Biodiversity 2: Systems Thinking and Transformation is a 12-week course of exploration and discovery. There will be weekly classes of two hours on Wednesdays beginning September 16th. In order to accommodate the participant’s schedules the classes will be given twice at 1 pm & 7 pm by Zoom. If you have a conflict, you can switch times for that day. It is open to anyone with curiosity and a desire to figure things out.

You don’t need to have taken any previous courses. There will be several members in this course who have participated in our previous conferences and courses and they will be there to help you explore and catch up in your learning. There will be many presentations and discussions by participants. It will be a seminar course as well as a lecture series.

Here are some typical questions that this course might focus on:

1. How can we rethink agriculture and regenerate the soils we have lost? Can we still be profitable and productive in our effort to feed humanity and all species?

2. How does nature clean contaminated water and then use it to enliven even the driest of habitats? What is the small water cycle and why is it important to reverse global warming?

3. Why are wetlands so important? What species are critical to rehydrating continents and averting the water crisis?

4. How can we restore hundreds of ocean dead zones to healthy systems full of fishand shellfish?/ What species are critical to rebuild the ocean food webs?

5. What is the microbiome inside our bodies?/ How does it help the immune systemto keep us healthy? Describe some similarities between human physiology and planetary physiology?

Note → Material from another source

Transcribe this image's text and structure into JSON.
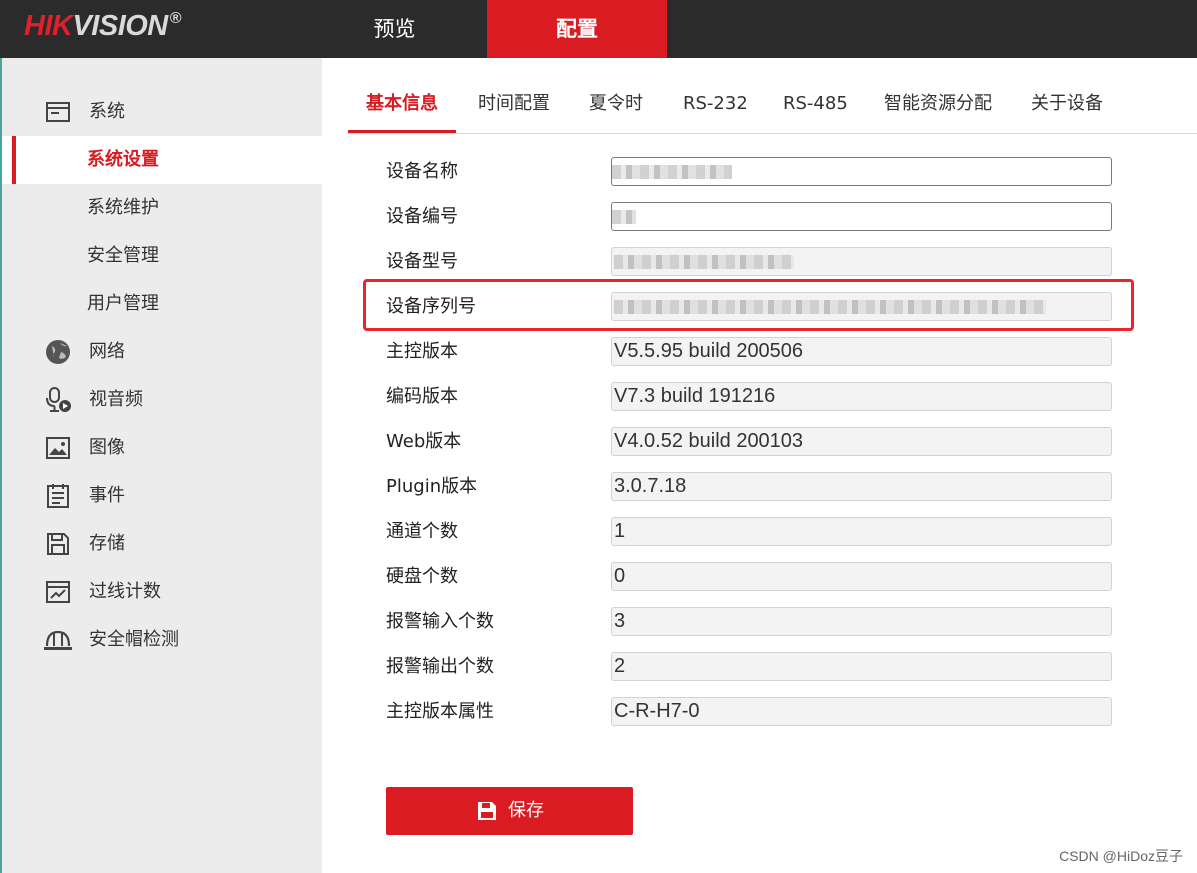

6. How can we reverse the “Deserts on the March” and bring back rich grasslands with herds of grazing animals contributing lots of dung and urine?

7. What is the role of mycorrhizal fungi?/ Why are they critical to the fate of civilizations?

8. How do trees, fungi, and microbes communicate in a forest to make better decisions about the use of resources and improving forest health?

9 How do we restore the urban landscape to feed us, clean water, and nurture wildlife.

10. How can we create a healthy planet in our lifetime? What do we want the world to look when the Comet returns in 2061?

BooksSome Possibilities:

We will all read Reindeer Chronicles together. The second book is your choice. You might want to team up for sharing & book reports.

1. The Reindeer Chronicles: and Other Inspiring Stories by Judy Schwartz, Chelsea Green, White River Junction, Vermont, 20202.

2. The Call of the Reed Warbler: A New Agriculture, A New Earth by Charles Massy, Chelsea Green, 2017

3. The Hidden Life of Trees by Paul Wohlleben

4. Fantastic Fungi: How Mushrooms Can Heal, Shift Consciousness & Save the Planet by Stamets, Simard, Weil, Pollan, et al., Earth Aware, San Rafael, CA, 2019

5. Thinking in Systems: A Primer by Donella Meadows (Edited by Diana Wright), Chelsea Green, 2008

6. Dirt to Soil: One Family’s Journey into Regenerative Agriculture by Gabe Brown, Chelsea Green, 2018

7. Water: A Natural History by Alice Outwater, Basic Books, New York, NY, 1996

8. The Edge of the Sea by Rachel Carson, Houghton Mifflin Company, Boston, MA, 1955

9. The Overstory: A Novel by Richard Powers, Norton, New York, 2018 (Pulitzer Prize for Fiction – Gave voice to the trees.)

10. The Hidden Half of Nature: The Microbial Roots of Life and Health by David Montgomery & Anne Biklé, W.W. Norton, New York, NY, 2016

11. Healing Earth: An Ecologist’s Journey of Innovation by John Todd, North Atlantic Books, Berkeley, CA, 2019